Written by: Ron Cotton on September 7th, 2004
Theatrical Release Date: France, October 17th, 2001
Director: Jacques Audiard
Writers: Jacques Audiard, Tonino Benacquista
Cast: Vincent Cassel, Emmanuelle Devos, Olivier Gourmet
DVD Released: July 27th, 2003
Approximate Running Time: 119 minutes
Aspect Ratio: 1.85:1 Anamorphic Widescreen
Sound: Dolby Digital 5.1
DVD Release: Columbia / TriStar
Region Coding: Region 1 NTSC
Retail Price: $29.95
“I am a true product of the ‘cinephile education’ of the seventies and eighties; one film a day, 4 during the weekend. I am sitting on a lot of films. It’s like if I was sleeping in a tool box.” – Jacques Audiard
The lead Carla (Emmanuelle Devos) is a secretary who begrudgingly does her own work as well as others. It begins to take a toll on her emotionally and physically, encompassing her entire life. Being pushed over the brink, she passes out at work. Seeing the condition she’s in, the boss allows her to hire an assistant to alleviate her workload, not knowing her plight. Overzealous of her friends’ affair, she requests for a “perfect” man under a very specific criteria. As luck would have it, her assistant is male regardless of discrimination issues. Paul (Vincent Cassel) whose inexperience and bravado shows though like a sore thumb and determined to keep his parole officer happy. He finds her assistance becoming overwhelming at times and even finds temporary refuge for the assistant. Paul attempts to return her kindness with strong sexual advances that she quickly denies him.
This is a burden that Paul must deal with. Yet, Carla has her own shortcomings. She treats her deafness as if it makes her others horrible invalids. She hides her true obsessions and emotional needs within the confines of her home at night while in the presence of other people; she’s seemingly an emotionally complete self-sufficient individual, at times fooling even herself. Her own motherly protection of others later became total loathing to those she’s enabled over the years. Growing tired of the current state of affairs, Carla with Paul’s assistance turns the tables and takes her rightful place in her office. Her boss, with no where else to turn, must challenge her further with more tasks, giving her the attention she was once deprived. When Carla finds herself a safe haven, it now forces Paul to pay in full a large debt immediately. Paul must choose between his work with Carla or working off his debt.
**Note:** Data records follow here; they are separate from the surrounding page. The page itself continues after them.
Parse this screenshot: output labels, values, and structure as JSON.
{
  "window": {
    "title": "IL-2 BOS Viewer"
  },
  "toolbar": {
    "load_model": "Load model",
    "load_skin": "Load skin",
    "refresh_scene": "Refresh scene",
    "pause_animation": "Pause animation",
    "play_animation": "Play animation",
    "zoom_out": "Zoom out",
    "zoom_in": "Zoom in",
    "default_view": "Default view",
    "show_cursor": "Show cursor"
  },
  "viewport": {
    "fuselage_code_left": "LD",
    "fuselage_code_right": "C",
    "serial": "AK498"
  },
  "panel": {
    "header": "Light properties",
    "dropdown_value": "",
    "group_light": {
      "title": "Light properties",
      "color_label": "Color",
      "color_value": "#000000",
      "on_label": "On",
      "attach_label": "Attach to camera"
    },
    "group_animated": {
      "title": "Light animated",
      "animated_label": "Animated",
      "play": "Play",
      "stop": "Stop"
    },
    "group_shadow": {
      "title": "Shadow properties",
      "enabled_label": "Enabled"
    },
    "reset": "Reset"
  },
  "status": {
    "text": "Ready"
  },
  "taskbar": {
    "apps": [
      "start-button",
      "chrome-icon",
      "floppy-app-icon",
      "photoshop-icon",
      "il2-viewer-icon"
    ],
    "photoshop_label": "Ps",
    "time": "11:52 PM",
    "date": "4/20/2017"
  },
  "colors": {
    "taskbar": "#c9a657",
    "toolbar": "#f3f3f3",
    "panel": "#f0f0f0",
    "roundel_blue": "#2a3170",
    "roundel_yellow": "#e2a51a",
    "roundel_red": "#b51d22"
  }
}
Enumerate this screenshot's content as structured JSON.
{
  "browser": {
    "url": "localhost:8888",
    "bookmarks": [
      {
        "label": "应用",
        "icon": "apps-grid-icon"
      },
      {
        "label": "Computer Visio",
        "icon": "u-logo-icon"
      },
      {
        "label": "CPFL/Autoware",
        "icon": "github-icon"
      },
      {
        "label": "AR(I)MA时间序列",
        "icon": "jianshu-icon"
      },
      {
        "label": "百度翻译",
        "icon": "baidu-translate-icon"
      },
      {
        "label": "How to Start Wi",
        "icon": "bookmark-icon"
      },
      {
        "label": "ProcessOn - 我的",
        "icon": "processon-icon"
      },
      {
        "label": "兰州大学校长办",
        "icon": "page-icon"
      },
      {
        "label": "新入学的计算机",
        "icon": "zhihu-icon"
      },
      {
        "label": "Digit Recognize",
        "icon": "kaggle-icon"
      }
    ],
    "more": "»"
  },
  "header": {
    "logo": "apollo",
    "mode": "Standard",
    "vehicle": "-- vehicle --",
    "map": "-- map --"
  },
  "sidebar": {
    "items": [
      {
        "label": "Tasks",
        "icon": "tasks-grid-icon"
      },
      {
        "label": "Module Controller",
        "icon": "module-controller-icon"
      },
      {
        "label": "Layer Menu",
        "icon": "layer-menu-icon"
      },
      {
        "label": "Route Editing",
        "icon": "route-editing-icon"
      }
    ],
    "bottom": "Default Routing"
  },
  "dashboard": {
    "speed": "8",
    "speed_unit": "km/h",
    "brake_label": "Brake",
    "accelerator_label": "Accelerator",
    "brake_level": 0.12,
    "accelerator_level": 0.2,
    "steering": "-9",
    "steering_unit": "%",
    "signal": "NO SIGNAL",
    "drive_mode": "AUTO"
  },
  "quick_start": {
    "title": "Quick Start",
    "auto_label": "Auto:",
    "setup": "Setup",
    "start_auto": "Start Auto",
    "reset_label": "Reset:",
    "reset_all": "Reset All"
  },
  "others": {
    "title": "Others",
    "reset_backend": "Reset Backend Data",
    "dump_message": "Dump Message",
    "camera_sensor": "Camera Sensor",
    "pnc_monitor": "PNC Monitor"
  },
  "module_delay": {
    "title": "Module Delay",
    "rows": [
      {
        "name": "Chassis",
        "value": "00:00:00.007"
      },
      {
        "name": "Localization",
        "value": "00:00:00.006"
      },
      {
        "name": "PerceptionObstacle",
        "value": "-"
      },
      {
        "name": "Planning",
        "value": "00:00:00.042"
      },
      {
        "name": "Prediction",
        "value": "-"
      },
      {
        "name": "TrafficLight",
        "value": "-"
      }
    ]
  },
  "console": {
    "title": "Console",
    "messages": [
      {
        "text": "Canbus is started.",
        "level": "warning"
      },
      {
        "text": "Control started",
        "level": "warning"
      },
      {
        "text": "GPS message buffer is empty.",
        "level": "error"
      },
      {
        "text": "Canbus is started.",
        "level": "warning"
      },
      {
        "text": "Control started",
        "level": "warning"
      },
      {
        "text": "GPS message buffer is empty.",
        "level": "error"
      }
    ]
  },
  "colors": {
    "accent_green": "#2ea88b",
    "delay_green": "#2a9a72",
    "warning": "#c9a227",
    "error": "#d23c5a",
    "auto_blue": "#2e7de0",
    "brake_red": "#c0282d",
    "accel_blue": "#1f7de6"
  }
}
Carla struggles to keep things how they were.
The cinematography was very simplistic, and the movie was budget-like. With the exception with those two prior statements I’ve just mentioned, the movie has a heart of gold. A modern film-noir love story that goes beyond what most Americans would see in a love story with everything that American audiences felt they’ve lacked. The dynamics between Carla and Paul were riveting, and the character’s unappealing facial expression and moods adds allure to this film. Love becomes a bargaining chip that Carla and Paul uses against each other, and both cash in for their own selfish needs. The movies build up continues to mount and unexpected events take place, but all comes full circle. The most memorable scenes are in the second half of this film. Carla’s ability of reading lips (as the movie is so aptly named) plays a strong role throughout this film.
This DVD retains the films original 1.85:1 aspect ratio and it has been anamorphic enhanced. The colors are vivid and grain is non-existent. The only audio option is the original French audio track which is in great shape as all dialog and effects are easy to hear and follow. English subtitles have been included they are easy to read and follow. Overall this DVD has been given a solid audio/video presentation. This DVD is lacking the extras department and the only extras include Red My Lips original trailer and trailers for Double Vision and Cowboy Bebop: The Movie.
Read My Lips is an engrossing tale that should be watched at once, and should be on the shelves of Vincent Cassel or Jacques Audiard fans. A few others would have such a bare bones DVD in ones collection. Quintessential movie for its kind, but once you’ve seen, it’s unforgettable and owning this seems redundant. This is truly the mark of a fine film. I’d be hard pressed to say this very statement about most other films, so I must give my very graceful regards to Jacques Audiard for this fine creation. It’s no shock that Read My Lips won three Ceser Awards and an Official Selection in three International Film Festivals.